■ Material shown:
* * * * * * * * *
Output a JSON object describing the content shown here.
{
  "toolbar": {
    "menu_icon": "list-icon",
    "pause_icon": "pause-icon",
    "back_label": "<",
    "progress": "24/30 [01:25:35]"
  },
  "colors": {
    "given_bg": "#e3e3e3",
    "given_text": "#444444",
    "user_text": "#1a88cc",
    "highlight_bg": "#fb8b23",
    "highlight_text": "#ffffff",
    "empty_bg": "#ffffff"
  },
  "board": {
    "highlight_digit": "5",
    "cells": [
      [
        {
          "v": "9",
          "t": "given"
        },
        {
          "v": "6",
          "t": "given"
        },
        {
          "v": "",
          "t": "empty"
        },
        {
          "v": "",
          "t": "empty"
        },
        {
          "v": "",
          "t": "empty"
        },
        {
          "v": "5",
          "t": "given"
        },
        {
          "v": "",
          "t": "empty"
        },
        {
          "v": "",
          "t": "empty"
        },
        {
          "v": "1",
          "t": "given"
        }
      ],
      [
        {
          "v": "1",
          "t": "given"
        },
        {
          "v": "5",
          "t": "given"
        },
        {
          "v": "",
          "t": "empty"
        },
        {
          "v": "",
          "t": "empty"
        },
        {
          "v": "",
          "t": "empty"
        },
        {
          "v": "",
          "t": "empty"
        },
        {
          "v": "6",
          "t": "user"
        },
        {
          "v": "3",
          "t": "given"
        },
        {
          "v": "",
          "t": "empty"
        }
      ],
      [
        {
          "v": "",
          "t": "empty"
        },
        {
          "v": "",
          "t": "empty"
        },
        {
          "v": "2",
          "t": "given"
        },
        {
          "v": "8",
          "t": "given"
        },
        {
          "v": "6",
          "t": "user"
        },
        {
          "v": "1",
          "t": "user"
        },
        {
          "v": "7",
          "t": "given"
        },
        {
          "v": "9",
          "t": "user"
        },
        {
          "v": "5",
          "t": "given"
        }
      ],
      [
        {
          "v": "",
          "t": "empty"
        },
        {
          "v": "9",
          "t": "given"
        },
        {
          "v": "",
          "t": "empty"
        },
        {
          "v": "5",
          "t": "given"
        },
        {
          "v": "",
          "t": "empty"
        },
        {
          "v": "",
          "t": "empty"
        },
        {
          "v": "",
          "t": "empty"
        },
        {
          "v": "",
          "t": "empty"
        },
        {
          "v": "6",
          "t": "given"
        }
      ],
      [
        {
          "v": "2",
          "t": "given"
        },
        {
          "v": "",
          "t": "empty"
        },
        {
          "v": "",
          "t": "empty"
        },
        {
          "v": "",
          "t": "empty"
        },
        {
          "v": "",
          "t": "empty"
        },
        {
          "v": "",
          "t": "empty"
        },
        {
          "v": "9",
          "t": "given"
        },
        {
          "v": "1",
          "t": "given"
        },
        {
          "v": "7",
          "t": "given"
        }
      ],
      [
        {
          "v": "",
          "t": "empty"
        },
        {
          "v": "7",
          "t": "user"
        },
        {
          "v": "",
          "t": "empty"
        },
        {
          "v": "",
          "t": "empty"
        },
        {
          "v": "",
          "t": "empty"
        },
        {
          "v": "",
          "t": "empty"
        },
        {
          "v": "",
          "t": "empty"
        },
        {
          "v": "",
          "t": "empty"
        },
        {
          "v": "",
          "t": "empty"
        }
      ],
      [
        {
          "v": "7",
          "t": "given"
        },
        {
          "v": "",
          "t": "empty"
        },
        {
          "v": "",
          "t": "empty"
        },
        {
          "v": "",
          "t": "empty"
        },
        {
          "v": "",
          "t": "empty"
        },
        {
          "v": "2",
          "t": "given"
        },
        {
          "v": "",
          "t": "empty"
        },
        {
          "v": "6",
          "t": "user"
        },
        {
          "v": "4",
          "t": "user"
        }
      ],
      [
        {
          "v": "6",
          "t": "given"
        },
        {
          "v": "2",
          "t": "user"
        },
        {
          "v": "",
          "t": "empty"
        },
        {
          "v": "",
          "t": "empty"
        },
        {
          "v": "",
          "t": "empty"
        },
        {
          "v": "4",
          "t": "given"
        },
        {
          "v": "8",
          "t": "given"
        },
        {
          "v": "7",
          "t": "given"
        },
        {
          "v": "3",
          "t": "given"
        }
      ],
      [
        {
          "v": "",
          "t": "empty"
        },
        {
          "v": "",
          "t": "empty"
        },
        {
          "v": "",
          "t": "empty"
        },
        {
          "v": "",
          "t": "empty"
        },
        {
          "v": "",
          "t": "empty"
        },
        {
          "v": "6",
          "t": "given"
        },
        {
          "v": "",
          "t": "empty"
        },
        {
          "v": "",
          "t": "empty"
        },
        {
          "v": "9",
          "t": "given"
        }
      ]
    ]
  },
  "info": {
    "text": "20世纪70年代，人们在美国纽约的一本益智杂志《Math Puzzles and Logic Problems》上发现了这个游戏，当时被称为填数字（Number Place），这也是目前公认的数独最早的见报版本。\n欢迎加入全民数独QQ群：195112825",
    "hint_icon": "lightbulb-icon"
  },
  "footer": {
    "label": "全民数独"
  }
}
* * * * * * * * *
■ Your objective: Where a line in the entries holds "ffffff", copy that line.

■ Response for this exercise:
    "highlight_text": "#ffffff",
    "empty_bg": "#ffffff"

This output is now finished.